## Instructions for the task
Only the lines that include "selected" should be copied from the data below.

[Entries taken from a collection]
------------
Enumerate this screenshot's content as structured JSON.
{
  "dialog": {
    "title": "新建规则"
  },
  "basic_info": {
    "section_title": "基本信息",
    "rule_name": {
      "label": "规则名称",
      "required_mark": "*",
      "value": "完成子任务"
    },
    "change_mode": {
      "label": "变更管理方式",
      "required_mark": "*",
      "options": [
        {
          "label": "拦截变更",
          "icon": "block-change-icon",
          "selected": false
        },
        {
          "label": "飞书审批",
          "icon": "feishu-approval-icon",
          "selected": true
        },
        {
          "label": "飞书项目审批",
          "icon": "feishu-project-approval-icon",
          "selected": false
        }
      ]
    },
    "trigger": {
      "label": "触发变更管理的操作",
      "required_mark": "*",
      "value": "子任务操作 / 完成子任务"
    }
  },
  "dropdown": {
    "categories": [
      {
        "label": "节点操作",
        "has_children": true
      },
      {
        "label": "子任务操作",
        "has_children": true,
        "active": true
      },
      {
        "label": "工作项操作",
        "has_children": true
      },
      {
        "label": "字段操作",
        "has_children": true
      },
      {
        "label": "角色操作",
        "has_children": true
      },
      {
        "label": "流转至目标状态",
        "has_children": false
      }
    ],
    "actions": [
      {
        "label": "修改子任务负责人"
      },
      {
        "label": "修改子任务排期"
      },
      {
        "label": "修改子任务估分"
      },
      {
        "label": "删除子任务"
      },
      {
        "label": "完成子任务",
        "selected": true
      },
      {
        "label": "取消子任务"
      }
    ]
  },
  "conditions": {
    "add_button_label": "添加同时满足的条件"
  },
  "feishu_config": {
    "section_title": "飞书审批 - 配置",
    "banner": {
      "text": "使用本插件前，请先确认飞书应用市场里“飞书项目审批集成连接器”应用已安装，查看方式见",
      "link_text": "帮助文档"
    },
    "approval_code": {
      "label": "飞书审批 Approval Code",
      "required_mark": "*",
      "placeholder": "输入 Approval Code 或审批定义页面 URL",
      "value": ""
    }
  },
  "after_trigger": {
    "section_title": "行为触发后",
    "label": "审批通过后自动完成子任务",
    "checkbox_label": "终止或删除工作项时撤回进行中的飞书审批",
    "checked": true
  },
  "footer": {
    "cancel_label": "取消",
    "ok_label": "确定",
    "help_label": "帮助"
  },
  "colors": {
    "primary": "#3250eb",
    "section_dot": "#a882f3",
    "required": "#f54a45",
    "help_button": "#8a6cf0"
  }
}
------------
## Task response
          "selected": false
          "selected": true
          "selected": false
        "selected": true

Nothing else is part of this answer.